Wednesday, November 11, 2015


I've changed.  It has altered my senses, my thoughts, my heart.

Perhaps it has made me a better listener.  My ears perk up when I hear the beep from his glucometer.  I wonder what number will appear.  When the cabinet door is heard creaking open, I know a snack is being searched for.  When he is out playing in the neighborhood, I listen for the front door; for his return.  My ears always primed for the quick, brisk, quietly stated "I feel low".  It's not the actual words, it's how he says them, the tone and the speed in which they are delivered, that's how I know he will, indeed, be low.

My hearing, my listening, has improved.

Perhaps it has made my sense of touch more keen.  My fingers know the roughness of his calloused, blistering finger.  He has a favorite one to poke.  It becomes so calloused, it blisters, then it peels. Glucometers, lancing devices, and test strips, I know them all by touch.  They are felt for in the darkness of our nights; they help insure his safety.

Yes, my somatic senses have been put to the test.

Perhaps it has made me see things a bit more clearly.  The unsteadiness of his hands, the pallor of his skin, or the quiver of his lip, telling me he should check.

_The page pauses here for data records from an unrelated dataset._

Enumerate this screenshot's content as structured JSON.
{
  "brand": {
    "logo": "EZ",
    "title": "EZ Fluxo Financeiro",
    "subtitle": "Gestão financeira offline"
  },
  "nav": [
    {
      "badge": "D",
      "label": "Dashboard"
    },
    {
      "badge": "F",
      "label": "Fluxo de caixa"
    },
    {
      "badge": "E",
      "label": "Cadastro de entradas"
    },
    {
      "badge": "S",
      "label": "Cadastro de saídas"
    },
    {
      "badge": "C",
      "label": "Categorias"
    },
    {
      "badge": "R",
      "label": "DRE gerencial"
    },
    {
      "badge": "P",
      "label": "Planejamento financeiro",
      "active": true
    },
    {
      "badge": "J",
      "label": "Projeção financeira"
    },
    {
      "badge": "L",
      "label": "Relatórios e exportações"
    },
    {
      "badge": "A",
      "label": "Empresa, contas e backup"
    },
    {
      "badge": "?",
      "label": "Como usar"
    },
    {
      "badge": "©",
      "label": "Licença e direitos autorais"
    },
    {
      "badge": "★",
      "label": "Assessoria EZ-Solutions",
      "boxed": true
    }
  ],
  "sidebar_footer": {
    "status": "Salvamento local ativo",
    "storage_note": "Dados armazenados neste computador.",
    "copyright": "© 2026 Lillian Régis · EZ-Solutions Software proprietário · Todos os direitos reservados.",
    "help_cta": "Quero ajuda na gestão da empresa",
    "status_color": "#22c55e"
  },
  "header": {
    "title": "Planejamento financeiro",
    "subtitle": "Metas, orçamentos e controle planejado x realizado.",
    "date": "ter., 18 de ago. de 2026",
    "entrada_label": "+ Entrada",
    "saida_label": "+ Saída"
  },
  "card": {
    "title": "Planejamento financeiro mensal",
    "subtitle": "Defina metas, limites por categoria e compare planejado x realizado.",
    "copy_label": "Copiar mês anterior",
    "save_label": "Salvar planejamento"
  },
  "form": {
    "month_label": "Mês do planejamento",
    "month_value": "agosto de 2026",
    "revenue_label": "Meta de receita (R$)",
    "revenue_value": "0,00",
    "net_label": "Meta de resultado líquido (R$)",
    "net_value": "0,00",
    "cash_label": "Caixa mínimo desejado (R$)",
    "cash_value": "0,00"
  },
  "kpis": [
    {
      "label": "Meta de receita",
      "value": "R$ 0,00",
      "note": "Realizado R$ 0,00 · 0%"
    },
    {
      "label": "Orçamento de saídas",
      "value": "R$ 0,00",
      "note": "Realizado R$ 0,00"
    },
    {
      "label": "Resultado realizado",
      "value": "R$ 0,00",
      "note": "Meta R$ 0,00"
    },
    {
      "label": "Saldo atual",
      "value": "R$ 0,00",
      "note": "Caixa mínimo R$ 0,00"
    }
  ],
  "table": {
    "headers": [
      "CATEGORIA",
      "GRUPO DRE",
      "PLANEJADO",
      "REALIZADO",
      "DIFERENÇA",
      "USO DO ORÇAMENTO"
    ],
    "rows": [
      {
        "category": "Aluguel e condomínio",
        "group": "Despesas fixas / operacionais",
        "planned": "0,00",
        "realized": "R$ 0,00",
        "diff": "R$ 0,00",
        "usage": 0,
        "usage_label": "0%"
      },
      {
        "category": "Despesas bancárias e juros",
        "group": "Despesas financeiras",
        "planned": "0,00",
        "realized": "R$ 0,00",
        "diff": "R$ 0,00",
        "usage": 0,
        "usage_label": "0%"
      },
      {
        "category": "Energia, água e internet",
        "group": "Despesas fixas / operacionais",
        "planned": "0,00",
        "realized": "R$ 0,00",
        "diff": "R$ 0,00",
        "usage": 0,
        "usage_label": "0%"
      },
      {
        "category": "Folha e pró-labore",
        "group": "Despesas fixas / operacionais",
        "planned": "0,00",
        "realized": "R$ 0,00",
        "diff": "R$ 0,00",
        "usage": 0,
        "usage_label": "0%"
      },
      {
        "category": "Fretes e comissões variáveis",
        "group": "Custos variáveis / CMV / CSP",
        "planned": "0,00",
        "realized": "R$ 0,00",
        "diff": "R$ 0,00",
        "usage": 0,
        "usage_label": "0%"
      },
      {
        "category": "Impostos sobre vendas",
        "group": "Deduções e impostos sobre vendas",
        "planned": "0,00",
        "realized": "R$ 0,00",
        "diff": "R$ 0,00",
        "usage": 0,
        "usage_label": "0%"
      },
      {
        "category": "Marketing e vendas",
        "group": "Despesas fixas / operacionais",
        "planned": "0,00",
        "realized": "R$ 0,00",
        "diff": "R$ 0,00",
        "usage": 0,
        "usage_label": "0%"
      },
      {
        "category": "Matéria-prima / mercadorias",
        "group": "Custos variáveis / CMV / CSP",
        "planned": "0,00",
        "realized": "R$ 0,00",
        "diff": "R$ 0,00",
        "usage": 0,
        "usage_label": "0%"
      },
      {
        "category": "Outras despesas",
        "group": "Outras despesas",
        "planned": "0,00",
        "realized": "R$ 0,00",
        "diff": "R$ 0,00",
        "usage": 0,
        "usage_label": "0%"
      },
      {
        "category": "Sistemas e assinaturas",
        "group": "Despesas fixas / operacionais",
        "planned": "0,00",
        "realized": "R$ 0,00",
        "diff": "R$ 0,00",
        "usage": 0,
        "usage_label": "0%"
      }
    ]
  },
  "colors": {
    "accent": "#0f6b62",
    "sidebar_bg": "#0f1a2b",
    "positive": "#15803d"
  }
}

While out and about, my eyes search for "same", looking for pump tubing poking out of pant pockets, or POD bumps, or glucometers.  Finding "same" makes me feel more normal; more typical.  It's comforting.

My eyes.  They don't miss much.

Perhaps my definition of hope has evolved over the years.  At first, I was reluctant to hope not wanting to feel disappointed.  More importantly, I wanted to protect him from it; the disappointment of wanting a cure, waiting for a cure, only to learn no cure will be found.  Now, I have hope.  I am hopeful for better treatments in his lifetime.  A cure, I am hopeful for that too.

I'm not afraid to show him hope.  I want him to have it.  

Perhaps, just perhaps, it has made me more aware.  The unfairness is not lost on me.  It's part of his everyday.  I know.

Finally.. there is....

My heart. I know it has made my heart stronger, as it has had to mend many breaks because of it.

The day-in-the-life has changed me. 


Joanne said...

I often wonder who I/she/we would be if diabetes hadn't entered our lives. This was beautiful to read.

Beth said...

So true and beautiful Reyna. Yes, type 1 diabetes has changed us all in some way. I definitely know it has made me a more compassionate person. My eyes are WIDE OPEN to the fact that every single person on this earth is dealing with something. For our family, it is T1D. I choose to focus on the blessings of our journey and there are many. We have technology, tools and resources available to us that didn't even exist 10 years ago. And we have the wonderful diabetic on-line community to love and support us. We are blessed.

Anonymous said...

When we first started four-ish years ago, BB was the best place to come to find "same." I'm so glad you're back.

Liam O'Farrell said...

Wonderfully said Reyna! Keep up the great work! xo

Lora said...

On point, my friend! <3 you.